[[ Supplied material open ]]
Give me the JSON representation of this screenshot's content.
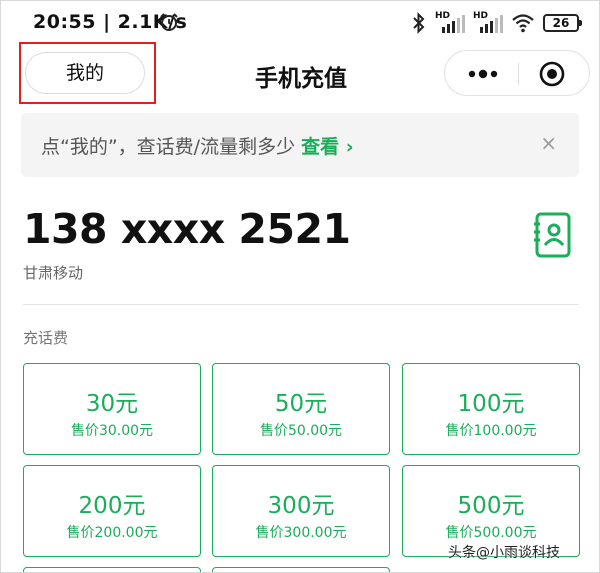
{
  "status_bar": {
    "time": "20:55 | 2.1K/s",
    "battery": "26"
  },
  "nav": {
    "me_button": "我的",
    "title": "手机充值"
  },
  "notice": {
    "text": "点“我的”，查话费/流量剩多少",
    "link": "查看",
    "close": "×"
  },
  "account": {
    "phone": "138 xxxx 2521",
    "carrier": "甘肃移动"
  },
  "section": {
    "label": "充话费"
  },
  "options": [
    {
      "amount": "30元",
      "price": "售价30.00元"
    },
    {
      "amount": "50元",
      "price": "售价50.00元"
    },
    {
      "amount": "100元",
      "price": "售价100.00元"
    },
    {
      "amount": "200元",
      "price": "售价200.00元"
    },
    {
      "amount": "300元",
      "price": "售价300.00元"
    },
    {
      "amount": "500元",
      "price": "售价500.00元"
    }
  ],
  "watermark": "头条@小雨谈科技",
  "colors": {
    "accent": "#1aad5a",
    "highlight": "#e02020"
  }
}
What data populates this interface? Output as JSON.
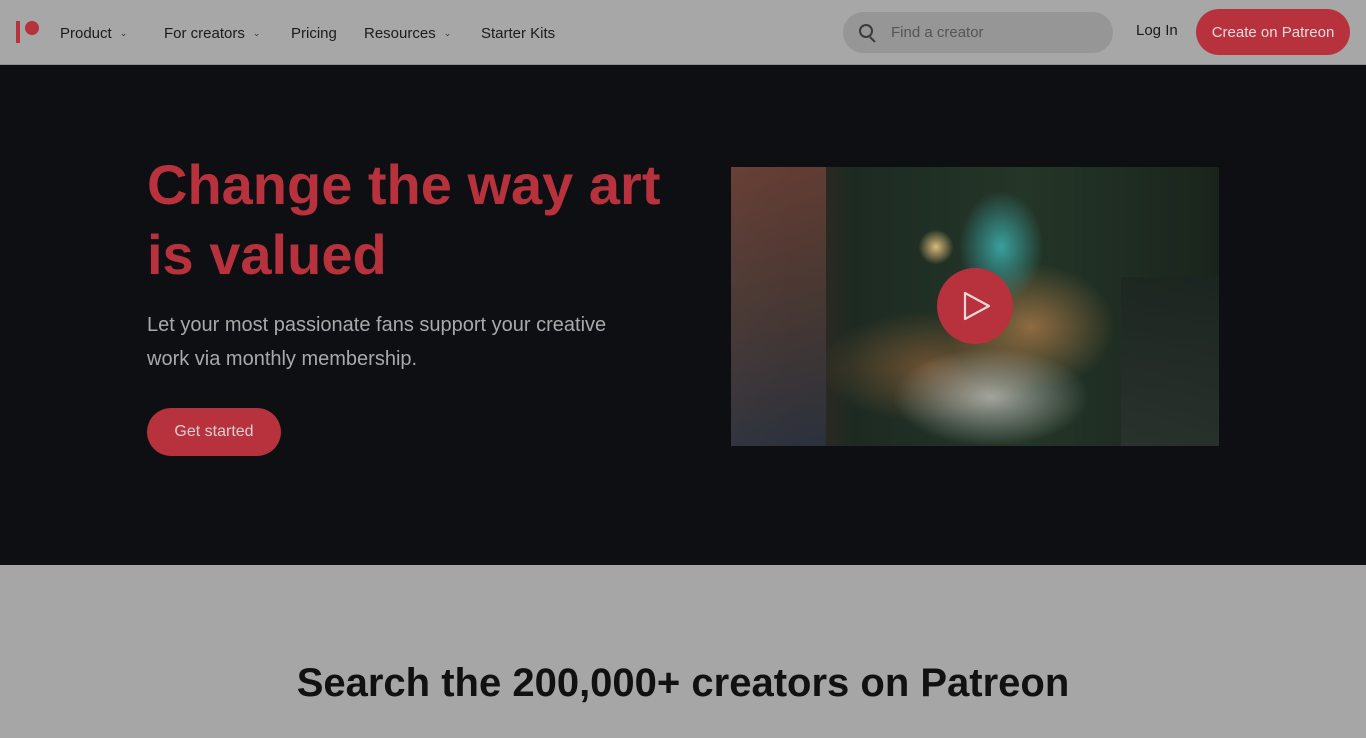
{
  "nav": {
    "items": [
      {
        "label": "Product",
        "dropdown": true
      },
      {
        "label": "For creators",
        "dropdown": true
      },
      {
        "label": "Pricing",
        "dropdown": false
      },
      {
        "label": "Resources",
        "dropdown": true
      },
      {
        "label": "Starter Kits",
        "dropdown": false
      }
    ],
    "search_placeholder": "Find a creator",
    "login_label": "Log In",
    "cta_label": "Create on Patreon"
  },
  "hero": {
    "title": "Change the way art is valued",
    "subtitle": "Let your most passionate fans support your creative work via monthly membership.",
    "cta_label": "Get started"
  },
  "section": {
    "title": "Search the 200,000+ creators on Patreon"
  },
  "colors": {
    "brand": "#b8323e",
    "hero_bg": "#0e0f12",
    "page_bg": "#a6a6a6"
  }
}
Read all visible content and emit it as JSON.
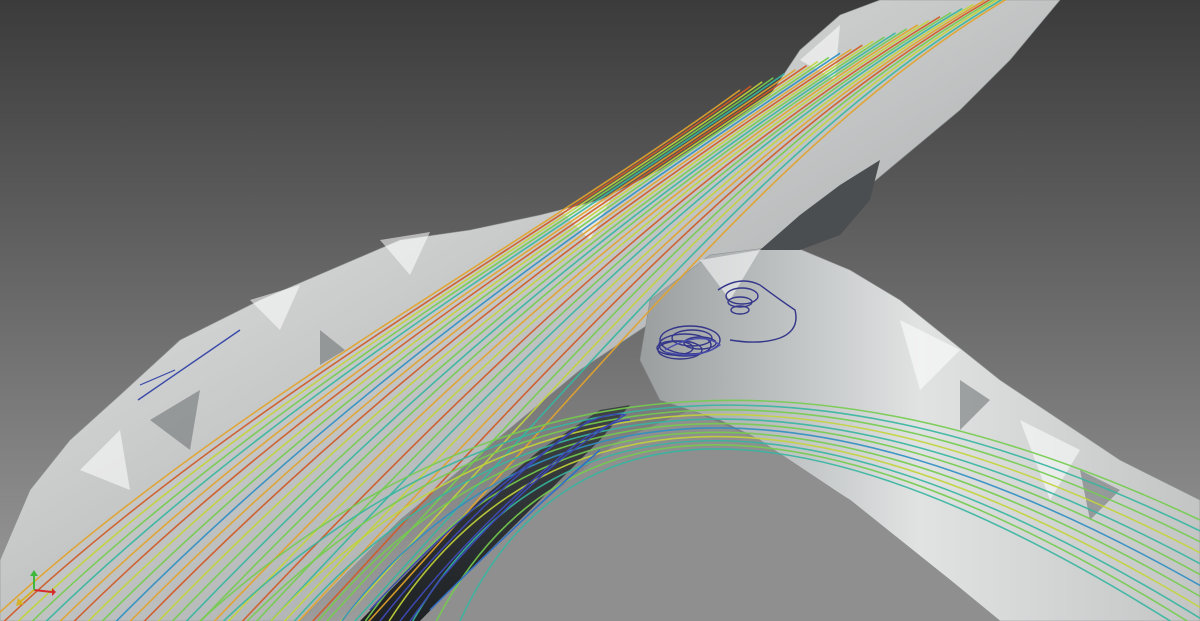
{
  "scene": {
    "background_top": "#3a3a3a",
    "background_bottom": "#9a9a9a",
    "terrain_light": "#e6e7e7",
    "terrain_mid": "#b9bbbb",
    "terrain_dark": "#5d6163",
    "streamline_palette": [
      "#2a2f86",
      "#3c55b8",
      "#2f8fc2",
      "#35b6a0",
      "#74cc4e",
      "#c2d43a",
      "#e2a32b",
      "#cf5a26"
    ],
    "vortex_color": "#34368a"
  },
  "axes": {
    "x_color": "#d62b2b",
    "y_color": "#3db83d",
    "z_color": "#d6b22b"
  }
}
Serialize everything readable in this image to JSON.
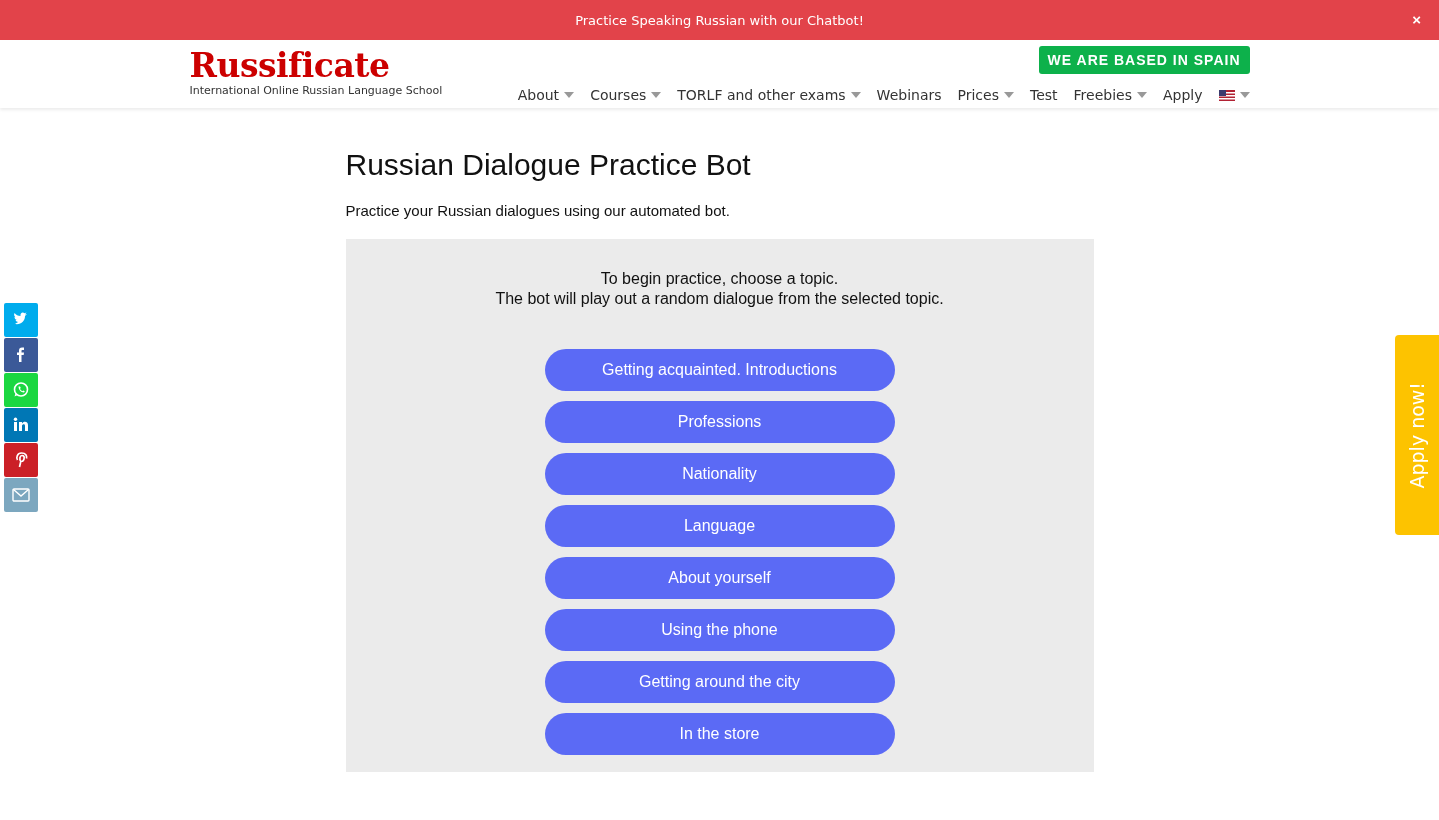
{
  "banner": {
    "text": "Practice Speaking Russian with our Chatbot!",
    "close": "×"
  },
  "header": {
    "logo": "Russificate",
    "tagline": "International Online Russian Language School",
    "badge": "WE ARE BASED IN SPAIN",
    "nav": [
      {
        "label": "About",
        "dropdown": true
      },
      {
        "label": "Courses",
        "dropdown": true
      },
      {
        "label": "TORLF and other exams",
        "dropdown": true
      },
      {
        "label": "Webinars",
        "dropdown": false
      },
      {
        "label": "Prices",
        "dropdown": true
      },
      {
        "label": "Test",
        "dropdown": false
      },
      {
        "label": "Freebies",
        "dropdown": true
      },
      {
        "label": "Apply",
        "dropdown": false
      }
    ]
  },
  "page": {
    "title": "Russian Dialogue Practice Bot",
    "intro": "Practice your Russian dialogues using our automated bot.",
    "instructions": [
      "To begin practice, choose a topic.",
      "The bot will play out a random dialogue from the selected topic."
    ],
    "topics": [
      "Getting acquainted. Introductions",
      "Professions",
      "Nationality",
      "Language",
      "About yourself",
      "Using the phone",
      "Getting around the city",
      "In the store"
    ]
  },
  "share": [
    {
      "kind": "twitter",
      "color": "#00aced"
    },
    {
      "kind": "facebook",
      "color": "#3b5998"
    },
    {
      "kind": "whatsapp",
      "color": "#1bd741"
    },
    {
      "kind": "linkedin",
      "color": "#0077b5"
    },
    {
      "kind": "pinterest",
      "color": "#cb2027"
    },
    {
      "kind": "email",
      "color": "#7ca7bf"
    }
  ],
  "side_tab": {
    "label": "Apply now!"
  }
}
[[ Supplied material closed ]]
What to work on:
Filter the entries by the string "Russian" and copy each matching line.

Answer space:
    "text": "Practice Speaking Russian with our Chatbot!",
    "tagline": "International Online Russian Language School",
    "title": "Russian Dialogue Practice Bot",
    "intro": "Practice your Russian dialogues using our automated bot.",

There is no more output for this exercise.